of basement mannequins and phone books
read over fast-food drive-thru frequencies
that unearthed our shared love for trails
of ice on necks. The thousand-drawn line
of the Etch-A-Sketch, the one time
the cherries sprouted purple and sour.
Timothy needed a planet
of shadows and lilacs–his lips held
whole school buses in check.
My nylons would have a hole before June
but Timothy borrowed them anyway
as I for extra cash scattered
ads for furniture along a road
named for seven senators. Somebody’s mother
would get involved. I would learn
to balance barn stars with dried twig displays
so the thought of thawing cherries
in a kitchen sink needed no reason,
silence white like an incinerated moon.
A Growing History of Boys
I learned to hold my tongue
against boys who smelled
like where they worked–
roast beef, copy shop ink, the imported
ghost of packing tape, my dreams
of missing feet unspoken. A broken
deodorant stick confettied
across a bedroom floor–my teeth
loud and gauzy, more like traffic cones
than moons. I buried bean bag chairs
still warm with experiments in cherry blossom
body spray, buzzing like a shop class
doorbell half-stripped of its copper wire,
its passing grade. The emptied pool,
the only hole in the earth for miles,
retained its chlorine hum, the newly built
tinker toy maybe, a growing history of boys,
the one summer they all smelled
like sunscreen and the space between
diving board and deep end held space
Katie Berger holds an MFA in creative writing from the University of Alabama and currently works in public relations. Her second chapbook, Swans, was released by Dancing Girl Press in 2016. Other works have appeared in Cherry Tree, Sugared Water, foothill, and others.
I noticed a tall woman standing athwart the car doors as we approached Union Square. She held her coat in one arm and seemed to inform the car. But that is (I am) already too petulant. She did not inform the car. Each corner of the car made it seem an informing. Even then I understood that. Perhaps it is fair to say we all understood that. For a moment I imagined the woman standing on a table in a classroom in her underwear still holding her coat, the rest of us seated around her looking up. Did I lean slightly into the crowd as the doors opened? Indeed, I applied a light forward pressure that gradually seemed not to belong to me.

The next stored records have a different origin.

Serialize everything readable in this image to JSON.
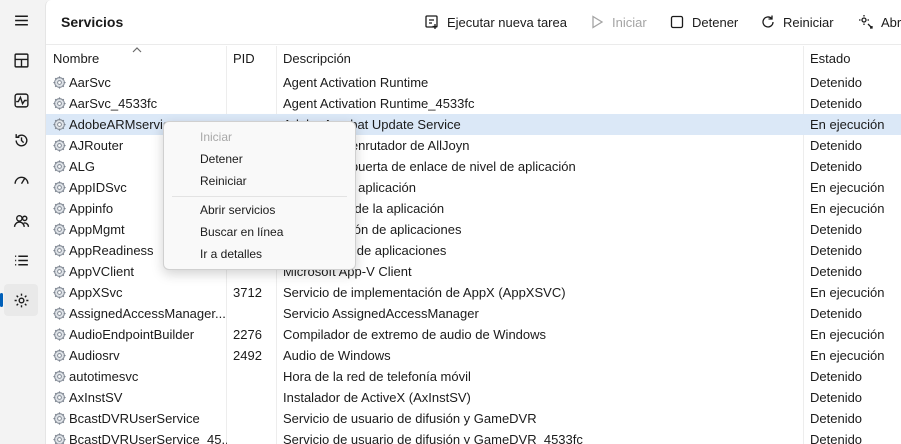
{
  "window": {
    "title": "Servicios"
  },
  "toolbar": {
    "new_task": "Ejecutar nueva tarea",
    "start": "Iniciar",
    "stop": "Detener",
    "restart": "Reiniciar",
    "open": "Abr"
  },
  "columns": {
    "name": "Nombre",
    "pid": "PID",
    "desc": "Descripción",
    "state": "Estado"
  },
  "rows": [
    {
      "name": "AarSvc",
      "pid": "",
      "desc": "Agent Activation Runtime",
      "state": "Detenido"
    },
    {
      "name": "AarSvc_4533fc",
      "pid": "",
      "desc": "Agent Activation Runtime_4533fc",
      "state": "Detenido"
    },
    {
      "name": "AdobeARMservice",
      "pid": "",
      "desc": "Adobe Acrobat Update Service",
      "state": "En ejecución",
      "selected": true
    },
    {
      "name": "AJRouter",
      "pid": "",
      "desc": "Servicio de enrutador de AllJoyn",
      "state": "Detenido"
    },
    {
      "name": "ALG",
      "pid": "",
      "desc": "Servicio de puerta de enlace de nivel de aplicación",
      "state": "Detenido"
    },
    {
      "name": "AppIDSvc",
      "pid": "",
      "desc": "Identidad de aplicación",
      "state": "En ejecución"
    },
    {
      "name": "Appinfo",
      "pid": "",
      "desc": "Información de la aplicación",
      "state": "En ejecución"
    },
    {
      "name": "AppMgmt",
      "pid": "",
      "desc": "Administración de aplicaciones",
      "state": "Detenido"
    },
    {
      "name": "AppReadiness",
      "pid": "",
      "desc": "Preparación de aplicaciones",
      "state": "Detenido"
    },
    {
      "name": "AppVClient",
      "pid": "",
      "desc": "Microsoft App-V Client",
      "state": "Detenido"
    },
    {
      "name": "AppXSvc",
      "pid": "3712",
      "desc": "Servicio de implementación de AppX (AppXSVC)",
      "state": "En ejecución"
    },
    {
      "name": "AssignedAccessManager...",
      "pid": "",
      "desc": "Servicio AssignedAccessManager",
      "state": "Detenido"
    },
    {
      "name": "AudioEndpointBuilder",
      "pid": "2276",
      "desc": "Compilador de extremo de audio de Windows",
      "state": "En ejecución"
    },
    {
      "name": "Audiosrv",
      "pid": "2492",
      "desc": "Audio de Windows",
      "state": "En ejecución"
    },
    {
      "name": "autotimesvc",
      "pid": "",
      "desc": "Hora de la red de telefonía móvil",
      "state": "Detenido"
    },
    {
      "name": "AxInstSV",
      "pid": "",
      "desc": "Instalador de ActiveX (AxInstSV)",
      "state": "Detenido"
    },
    {
      "name": "BcastDVRUserService",
      "pid": "",
      "desc": "Servicio de usuario de difusión y GameDVR",
      "state": "Detenido"
    },
    {
      "name": "BcastDVRUserService_45...",
      "pid": "",
      "desc": "Servicio de usuario de difusión y GameDVR_4533fc",
      "state": "Detenido"
    }
  ],
  "context_menu": {
    "start": "Iniciar",
    "stop": "Detener",
    "restart": "Reiniciar",
    "open_services": "Abrir servicios",
    "search_online": "Buscar en línea",
    "go_details": "Ir a detalles"
  },
  "colors": {
    "accent": "#005fb8",
    "selected_row": "#dbe8f7"
  }
}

The Sea Robin
I watched a man land a sea robin
on the Coney Island pier the other day.
He had no idea what it was.
I knew sea robins to be bottom dwellers–
fanlike pectoral fins, spines on their dorsa.
They mill around the seafloor
scooping up whatever they find
and putting it in bags to take home.
They seem to think everything precious.
At the end of the day they swim toward
the darkest part of the bottom
where it feels like fall again.
The light from the house is the only thing on for miles
and a door opens.
They go in, greet the attendant
who unloads the goods.
They move to the kitchen and
are preoccupied for a while with
making bad measurements.
Later in the evening
—to entertain guests—
sea robins will scull around and tell jokes
or recall a favorite childhood memory.
One recalls an industrious farmhouse
preserved as a museum with sheep
and a mill and farmhands
carding the wool.
Noel Capozzalo is a poet and reader pursuing his doctorate in 17th-century English literature at the CUNY Graduate Center. He teaches literature and composition at Medgar Evers College (CUNY).